▶ **WHAT TO DO**
What is needed is an exact copy of the entries below, from the line that contains "Output a JSON" through the final line, both included, and nothing else.

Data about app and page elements
◇ ◇ ◇ ◇ ◇ ◇ ◇

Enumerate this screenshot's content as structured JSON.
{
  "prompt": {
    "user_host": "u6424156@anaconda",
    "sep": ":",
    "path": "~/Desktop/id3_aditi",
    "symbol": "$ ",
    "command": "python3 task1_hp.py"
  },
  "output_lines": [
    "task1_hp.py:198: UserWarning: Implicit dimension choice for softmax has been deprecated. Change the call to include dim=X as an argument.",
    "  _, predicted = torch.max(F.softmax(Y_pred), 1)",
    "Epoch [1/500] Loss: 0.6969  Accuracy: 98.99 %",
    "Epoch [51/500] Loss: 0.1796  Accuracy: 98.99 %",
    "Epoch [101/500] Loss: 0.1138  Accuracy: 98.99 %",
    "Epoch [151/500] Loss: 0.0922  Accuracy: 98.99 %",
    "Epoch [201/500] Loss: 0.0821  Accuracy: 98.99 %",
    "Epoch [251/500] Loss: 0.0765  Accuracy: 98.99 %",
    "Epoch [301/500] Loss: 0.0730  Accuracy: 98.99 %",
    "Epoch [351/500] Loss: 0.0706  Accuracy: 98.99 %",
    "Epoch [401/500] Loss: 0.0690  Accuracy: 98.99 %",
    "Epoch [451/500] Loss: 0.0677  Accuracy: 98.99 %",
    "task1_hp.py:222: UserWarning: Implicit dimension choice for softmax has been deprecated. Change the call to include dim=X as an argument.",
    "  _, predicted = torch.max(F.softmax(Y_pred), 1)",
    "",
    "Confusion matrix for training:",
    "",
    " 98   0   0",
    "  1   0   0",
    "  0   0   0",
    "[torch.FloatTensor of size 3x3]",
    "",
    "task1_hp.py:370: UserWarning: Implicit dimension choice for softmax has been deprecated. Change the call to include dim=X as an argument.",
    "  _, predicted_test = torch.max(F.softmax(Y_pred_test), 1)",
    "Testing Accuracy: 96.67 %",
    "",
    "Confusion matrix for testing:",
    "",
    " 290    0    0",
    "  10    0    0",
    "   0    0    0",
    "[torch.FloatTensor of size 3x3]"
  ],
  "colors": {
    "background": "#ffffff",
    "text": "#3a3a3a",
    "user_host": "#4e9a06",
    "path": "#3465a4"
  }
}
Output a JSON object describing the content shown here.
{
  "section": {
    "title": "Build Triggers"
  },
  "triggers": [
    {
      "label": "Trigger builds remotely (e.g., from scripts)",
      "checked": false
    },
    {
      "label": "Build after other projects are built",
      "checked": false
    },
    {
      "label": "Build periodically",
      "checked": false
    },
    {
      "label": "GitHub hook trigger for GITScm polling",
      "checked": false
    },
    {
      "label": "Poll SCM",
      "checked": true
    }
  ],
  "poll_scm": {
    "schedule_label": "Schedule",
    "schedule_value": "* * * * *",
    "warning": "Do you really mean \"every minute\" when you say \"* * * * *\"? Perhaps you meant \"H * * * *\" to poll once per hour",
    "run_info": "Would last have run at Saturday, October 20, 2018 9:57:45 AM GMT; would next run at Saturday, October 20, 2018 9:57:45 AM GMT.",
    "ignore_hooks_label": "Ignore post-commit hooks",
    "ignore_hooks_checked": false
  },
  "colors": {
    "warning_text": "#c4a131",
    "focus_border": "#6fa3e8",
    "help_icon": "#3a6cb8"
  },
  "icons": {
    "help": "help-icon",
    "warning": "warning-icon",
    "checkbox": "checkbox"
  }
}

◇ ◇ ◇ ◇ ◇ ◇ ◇

▶ **EXPECTED ANSWER**
Output a JSON object describing the content shown here.
{
  "section": {
    "title": "Build Triggers"
  },
  "triggers": [
    {
      "label": "Trigger builds remotely (e.g., from scripts)",
      "checked": false
    },
    {
      "label": "Build after other projects are built",
      "checked": false
    },
    {
      "label": "Build periodically",
      "checked": false
    },
    {
      "label": "GitHub hook trigger for GITScm polling",
      "checked": false
    },
    {
      "label": "Poll SCM",
      "checked": true
    }
  ],
  "poll_scm": {
    "schedule_label": "Schedule",
    "schedule_value": "* * * * *",
    "warning": "Do you really mean \"every minute\" when you say \"* * * * *\"? Perhaps you meant \"H * * * *\" to poll once per hour",
    "run_info": "Would last have run at Saturday, October 20, 2018 9:57:45 AM GMT; would next run at Saturday, October 20, 2018 9:57:45 AM GMT.",
    "ignore_hooks_label": "Ignore post-commit hooks",
    "ignore_hooks_checked": false
  },
  "colors": {
    "warning_text": "#c4a131",
    "focus_border": "#6fa3e8",
    "help_icon": "#3a6cb8"
  },
  "icons": {
    "help": "help-icon",
    "warning": "warning-icon",
    "checkbox": "checkbox"
  }
}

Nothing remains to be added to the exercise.